    Before he installed asset management software from Peregrine in June 2004, David Fenrich, program manager of hardware and software at Cingular Wireless, admits the company wasted a lot of money on unnecessary maintenance fees. But what was once a manual process that involved many spreadsheets and much travel time—"It really wouldn't even have qualified for asset management," he says—has been automated so IT workers can quickly see how many licenses are being used, how many software programs need security patches and which pieces of leased hardware have licenses that are about to expire. So far, the company has seen an 11 percent increase in on-time lease returns, saving the company hundreds of thousands of dollars. "But where we save millions is in cost avoidance," Fenrich says. "Now that we have visibility into how our licensed software is being used, we don't need to purchase extra licenses."

    Ask your legal department:
  • Do we consider the legal liabilities in acquiring software licenses through acquisitions?

    Ask your CFO:
  • How do we determine the true value of an acquisition target's IT assets?

    Tell your executive team:
  • Let's consider how much we can save internally before we make the leap to outsourcing.

    Compliance

    Compliance

    A critical role in meeting federal regulations.

    While asset management might not seem to have an obvious role in meeting federal regulations like HIPAA and SOX, there are serious risks associated with unprotected and unmanaged data—especially data that entails sensitive employee or customer information. "Data security is becoming a very big problem in the U.S. and worldwide," says Gartner's Heine. Companies that do not protect personal medical records under HIPAA face fines of $250,000 and executives face up to ten years of prison time. Under Sarbanes-Oxley, firms that do not rapidly report events such as security breaches face harsh financial penalties and their executives face possible imprisonment.

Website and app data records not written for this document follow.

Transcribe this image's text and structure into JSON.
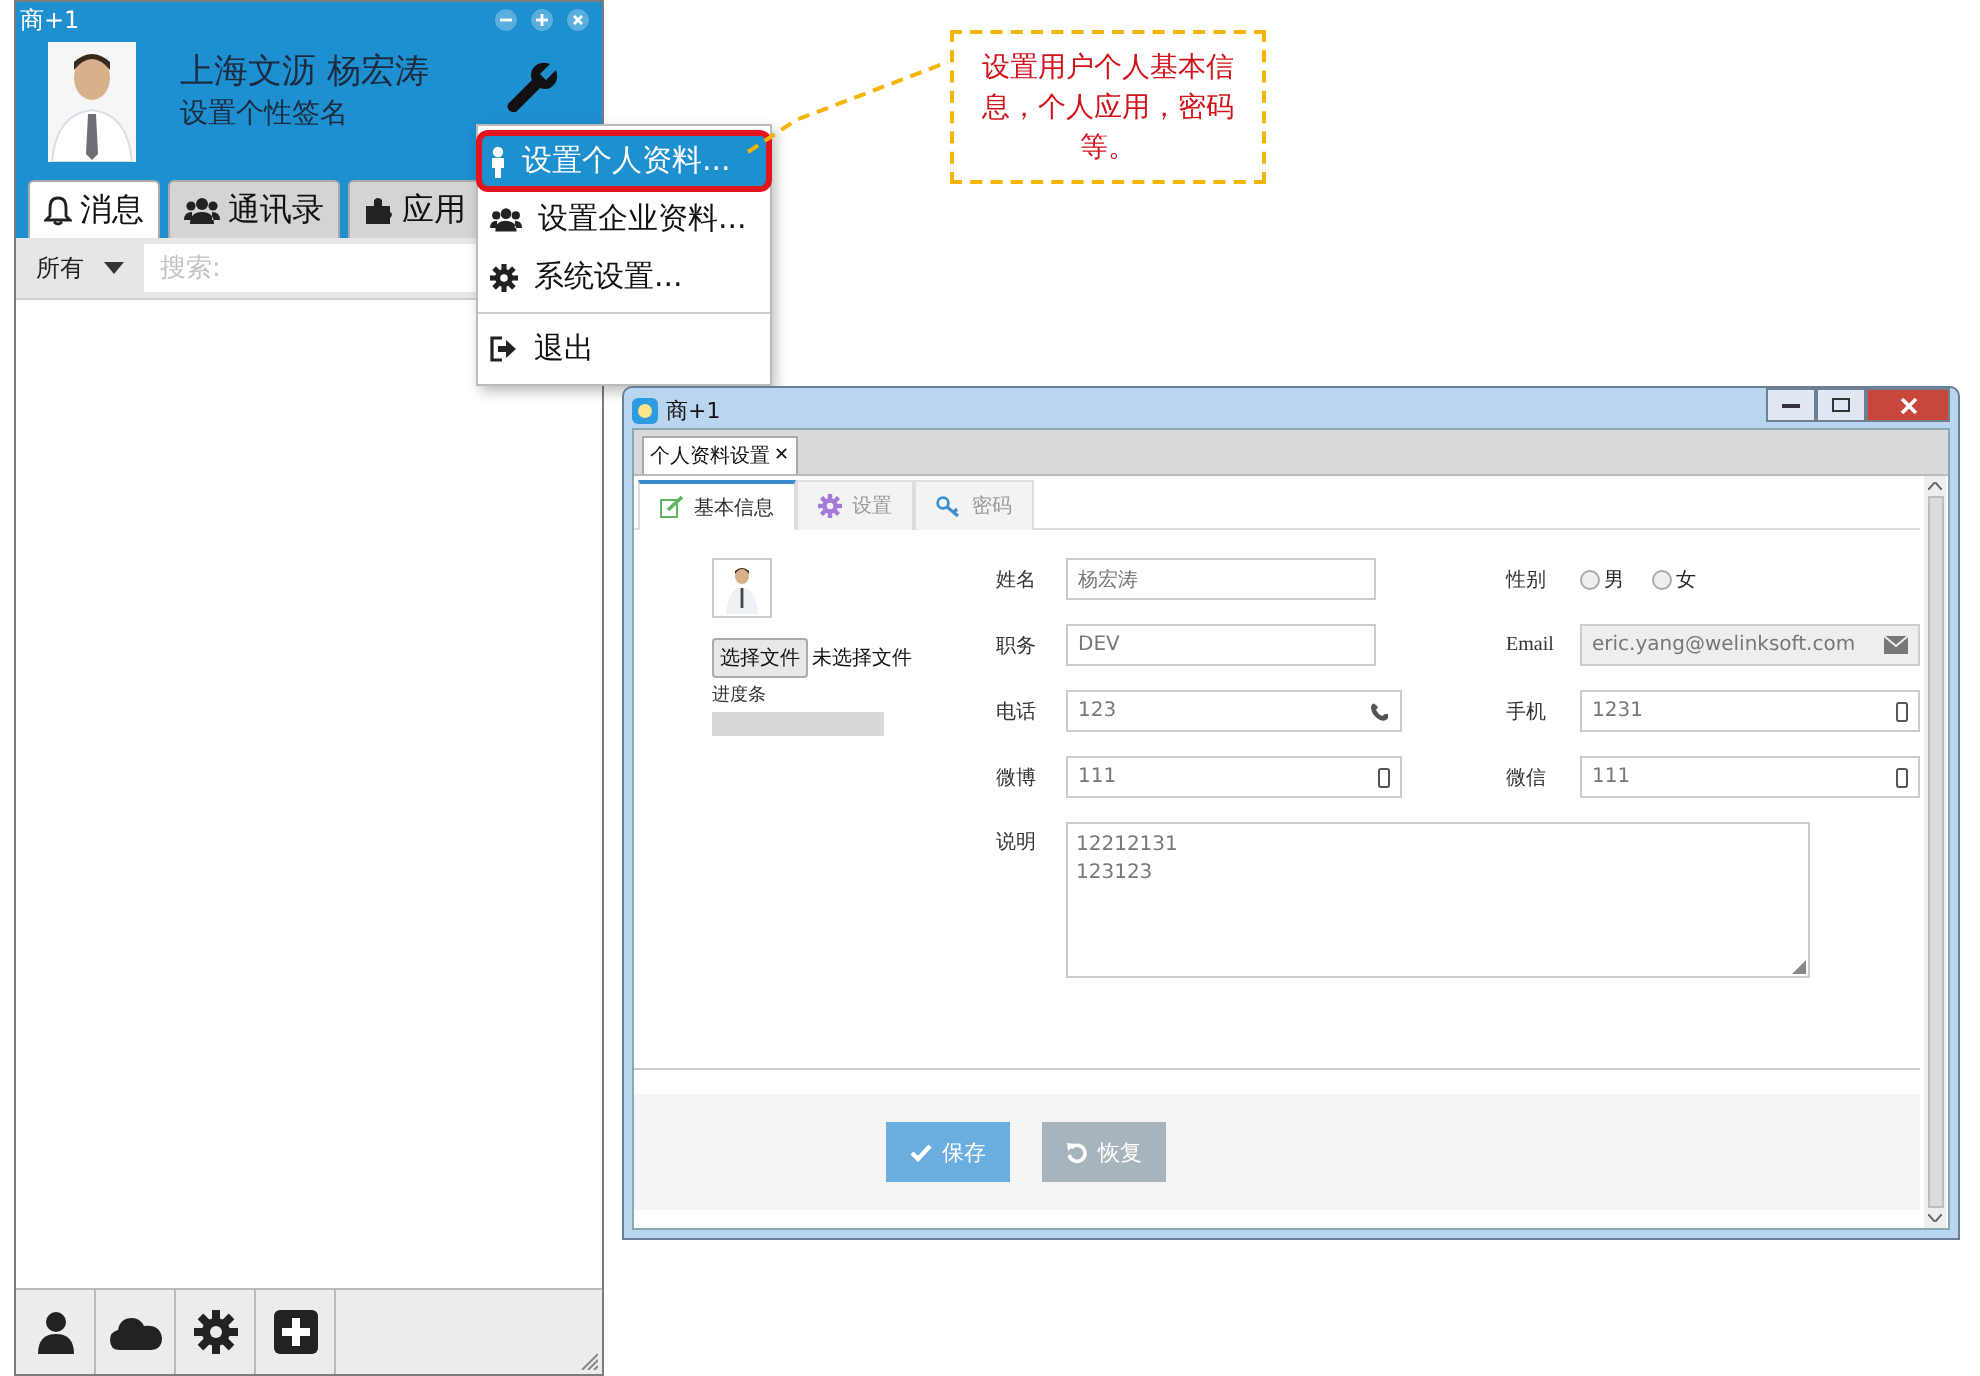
{
  "left_window": {
    "title": "商+1",
    "user_name": "上海文沥 杨宏涛",
    "signature": "设置个性签名",
    "tabs": [
      {
        "label": "消息",
        "selected": true
      },
      {
        "label": "通讯录",
        "selected": false
      },
      {
        "label": "应用",
        "selected": false
      }
    ],
    "filter": "所有",
    "search": {
      "placeholder": "搜索:"
    }
  },
  "menu": {
    "groups": [
      [
        {
          "label": "设置个人资料...",
          "selected": true
        },
        {
          "label": "设置企业资料...",
          "selected": false
        },
        {
          "label": "系统设置...",
          "selected": false
        }
      ],
      [
        {
          "label": "退出",
          "selected": false
        }
      ]
    ]
  },
  "callout": {
    "text": "设置用户个人基本信息，个人应用，密码等。"
  },
  "profile_window": {
    "title": "商+1",
    "doc_tab": {
      "label": "个人资料设置",
      "close": "✕"
    },
    "tabs": [
      {
        "label": "基本信息",
        "selected": true
      },
      {
        "label": "设置",
        "selected": false
      },
      {
        "label": "密码",
        "selected": false
      }
    ],
    "file_button": "选择文件",
    "file_status": "未选择文件",
    "progress": {
      "label": "进度条",
      "level": 0
    },
    "left_fields": [
      {
        "label": "姓名",
        "value": "杨宏涛",
        "kind": "text",
        "readonly": false
      },
      {
        "label": "职务",
        "value": "DEV",
        "kind": "text",
        "readonly": false
      },
      {
        "label": "电话",
        "value": "123",
        "kind": "phone",
        "readonly": false
      },
      {
        "label": "微博",
        "value": "111",
        "kind": "mobile",
        "readonly": false
      }
    ],
    "right_fields": [
      {
        "label": "性别",
        "kind": "radio",
        "options": [
          {
            "label": "男",
            "checked": false
          },
          {
            "label": "女",
            "checked": false
          }
        ]
      },
      {
        "label": "Email",
        "value": "eric.yang@welinksoft.com",
        "kind": "email",
        "readonly": true
      },
      {
        "label": "手机",
        "value": "1231",
        "kind": "mobile",
        "readonly": false
      },
      {
        "label": "微信",
        "value": "111",
        "kind": "mobile",
        "readonly": false
      }
    ],
    "notes": {
      "label": "说明",
      "value": "12212131\n123123"
    },
    "buttons": [
      {
        "label": "保存",
        "kind": "primary"
      },
      {
        "label": "恢复",
        "kind": "secondary"
      }
    ]
  }
}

And if passed by Congress this year, the Notification of Risk to Personal Data Act (which was based on a similar California law) would fine companies $25,000 per day for failing to notify customers of a data security breach.

    All of this can be avoided with some quality IT asset management, Heine says, because IT managers need to know the types of data that are stored on each piece of hardware. "Let's say you have a server with some confidential client information, and you disconnect it, but don't dispose of it properly," he says. "That puts you out of compliance with protecting data. You can't just throw old equipment into a Dumpster. So knowing what you have, and having the paper trail to show that you have disposed of it properly, is a very important part of asset management."

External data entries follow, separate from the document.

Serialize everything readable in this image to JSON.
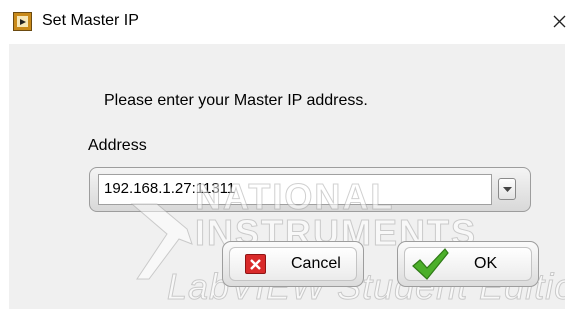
{
  "window": {
    "title": "Set Master IP",
    "app_icon": "labview-vi-icon",
    "close_icon": "close-icon"
  },
  "dialog": {
    "prompt": "Please enter your Master IP address.",
    "address_label": "Address",
    "address_value": "192.168.1.27:11311",
    "dropdown_icon": "chevron-down-icon"
  },
  "buttons": {
    "cancel_label": "Cancel",
    "cancel_icon": "red-x-icon",
    "ok_label": "OK",
    "ok_icon": "green-check-icon"
  },
  "watermark": {
    "line1": "NATIONAL",
    "line2": "INSTRUMENTS",
    "line3": "LabVIEW Student Edition"
  },
  "colors": {
    "cancel_icon": "#d92a2a",
    "ok_check": "#4caf2a",
    "panel_background": "#f0f0f0"
  }
}
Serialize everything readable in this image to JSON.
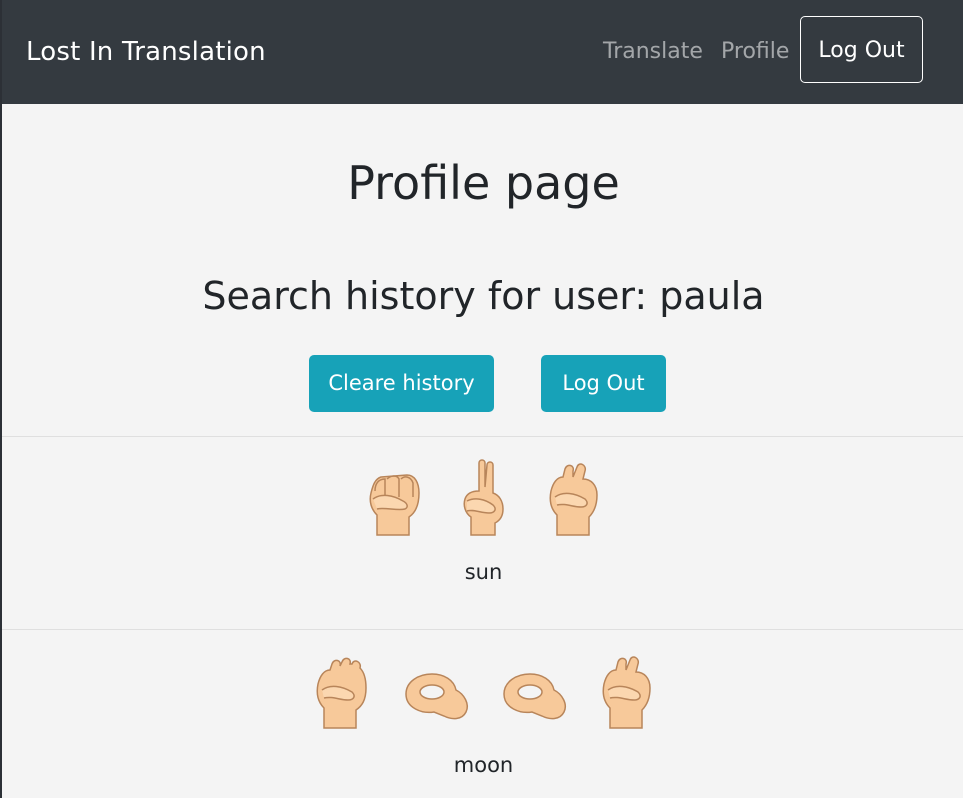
{
  "navbar": {
    "brand": "Lost In Translation",
    "links": {
      "translate": "Translate",
      "profile": "Profile",
      "logout": "Log Out"
    }
  },
  "main": {
    "title": "Profile page",
    "history_title": "Search history for user: paula",
    "buttons": {
      "clear": "Cleare history",
      "logout": "Log Out"
    },
    "history": [
      {
        "word": "sun",
        "signs": [
          "s-hand-sign-icon",
          "u-hand-sign-icon",
          "n-hand-sign-icon"
        ]
      },
      {
        "word": "moon",
        "signs": [
          "m-hand-sign-icon",
          "o-hand-sign-icon",
          "o-hand-sign-icon",
          "n-hand-sign-icon"
        ]
      }
    ]
  },
  "colors": {
    "navbar": "#343a40",
    "accent": "#17a2b8",
    "background": "#f4f4f4",
    "skin": "#f7c99a"
  }
}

    Navigant's Klingensmith says the disposal of old equipment is extremely important in his business, and something that his asset management software helps manage. "In our line of work, there's a lot of credit card numbers, so it's extremely important that those things get scrubbed out properly," he says. And with more than 5,100 employees and 1,000 locations across the globe, Klingensmith says his asset management software is "one of the most missioncritical products we have in IT."

    Ask your chief security officer:
  • Are we tracking what kind of data is on each device?

    Ask your CTO:
  • How do we dispose of old assets?

    Ask your chief compliance officer:
  • Have we considered how asset management can help us comply with federal regulations?

    To download a Fact Sheet, click here.